So all in all it’s been ok, a bit too basic for me right now. Hopefully the coming weeks will bring more insight.

Headstand update: I have decided to concentrate more on the tripod headstand (sirsasana 2) to regain lost ability in it. I’ve also decided to do a couple of mini-practices of headstand during the day to help me get comfortable with it. It’s still a struggle and it’s still impossible but that makes it all the more worthwhile.

I can’t do Headstand

I had another post planned about ‘progress’ in yoga and depression recovery but things have got in the way- low moods, low energy and low enthusiasm. Never mind! Carry on, carry on.

I am a yogini and as of June 5th 2011 I cannot do a headstand. I have been practising yoga for 3 years and I cannot do a headstand. Oh the shame!

Maybe I’m being a bit hard on myself. The headstand in question is the ‘bound’ headstand (salamba sirsasana) I can’t tuck my legs up into my chest and balance never mind start to straighten my legs. I can get into a sort of headstand by setting up next to a wall and putting one food then the other onto the wall a la this method. I’ve been trying to acclimatise myself to the feeling of balancing in this strange way by going into the headstand in reverse. That is getting up the way in the link and then balancing with both legs bent against the wall before trying to tuck them into my chest and balancing that way. So far all I’ve managed is a slightly controlled fall.

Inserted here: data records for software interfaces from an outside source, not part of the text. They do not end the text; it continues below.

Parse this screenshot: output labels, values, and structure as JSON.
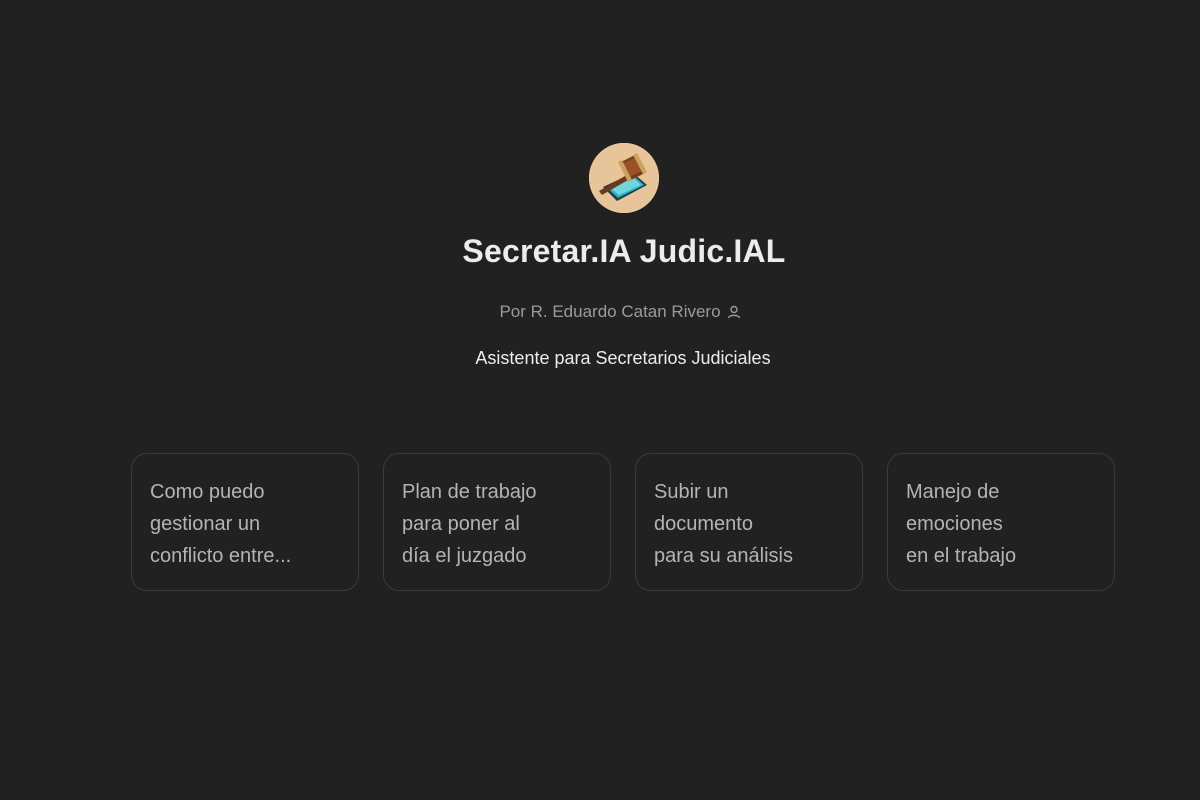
{
  "gpt": {
    "title": "Secretar.IA Judic.IAL",
    "author": "Por R. Eduardo Catan Rivero",
    "description": "Asistente para Secretarios Judiciales",
    "avatar_icon": "gavel-icon",
    "person_icon": "person-icon"
  },
  "starters": [
    {
      "lines": [
        "Como puedo",
        "gestionar un",
        "conflicto entre..."
      ]
    },
    {
      "lines": [
        "Plan de trabajo",
        "para poner al",
        "día el juzgado"
      ]
    },
    {
      "lines": [
        "Subir un",
        "documento",
        "para su análisis"
      ]
    },
    {
      "lines": [
        "Manejo de",
        "emociones",
        "en el trabajo"
      ]
    }
  ],
  "colors": {
    "background": "#212121",
    "title": "#ececec",
    "muted": "#9b9b9b",
    "card_border": "#3a3a3a",
    "card_text": "#b4b4b4"
  }
}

All this has become a bit of a thorn in my side. When I first set out on my yoga journey I saw the inversions section and went ‘pffft I’ll stick to the sensible ones thank you very much’ and that is basically what I did for the first year. In my second year I was a bit more open to the idea of headstands and what have you when I had a private yoga therapy course. I was told I’d be taught shoulderstand and headstand to ‘cure my depression’ but alas my teacher forgot to teach me headstand so I was left a bit relieved but a bit disappointed. I let it hang for a little while longer, the class I was going to didn’t do headstand and neither did any of the dvds I was following. It just wasn’t important.

I’m not sure what changed but I developed a desire to learn headstand. Maybe it was buying Erich Schiffman’s fantastic book ‘Yoga: The Spirit and Practice of Moving into Stillness’ with the awesome black and white photo of headstand on the front cover or maybe it was just realising that I might be missing something by not trying this poster-asana of yoga. I tried on my own for about 6 months, both salamba sirsasana I and I tried salamba sirsasana II, although with the latter asana I was working more in a ‘tripod balance’ than a headstand. I was admittedly half-hearted but I still didn’t get it. I couldn’t balance! I would just tip up and then tip down again. Then I’d get frustrated and flail and kick until I got worried I’d damage myself in some way. I started going to a class that used headstand and watched with sinking heart as everyone except me quickly flipped themselves upside down, legs soaring to the ceiling. I became my younger self, watching as everyone else had the fun.

I’ve had a couple of private sessions to help me with this. Personally I think it’s technique more than any kind of psychological or strength barrier. After all I’m pretty much able to straighten my legs in tripod headstand, even if sometimes I panic and move my hands (why???) Turns out I’m keeping my legs too straight which means I can’t tip my pelvis forward and so my centre of gravity isn’t shifted so I can’t balance. It all makes sense now! This revelation came a couple of weeks ago and I’d love to say I was one of the leg-soarers in the next class. Alas I am not yet but the joy’s in the process, not the results.

As a side note: why is it that all the people in my class can do headstand but they moan and struggle in wheel, or the standing big toe series? Were these people born on their heads? The mystery!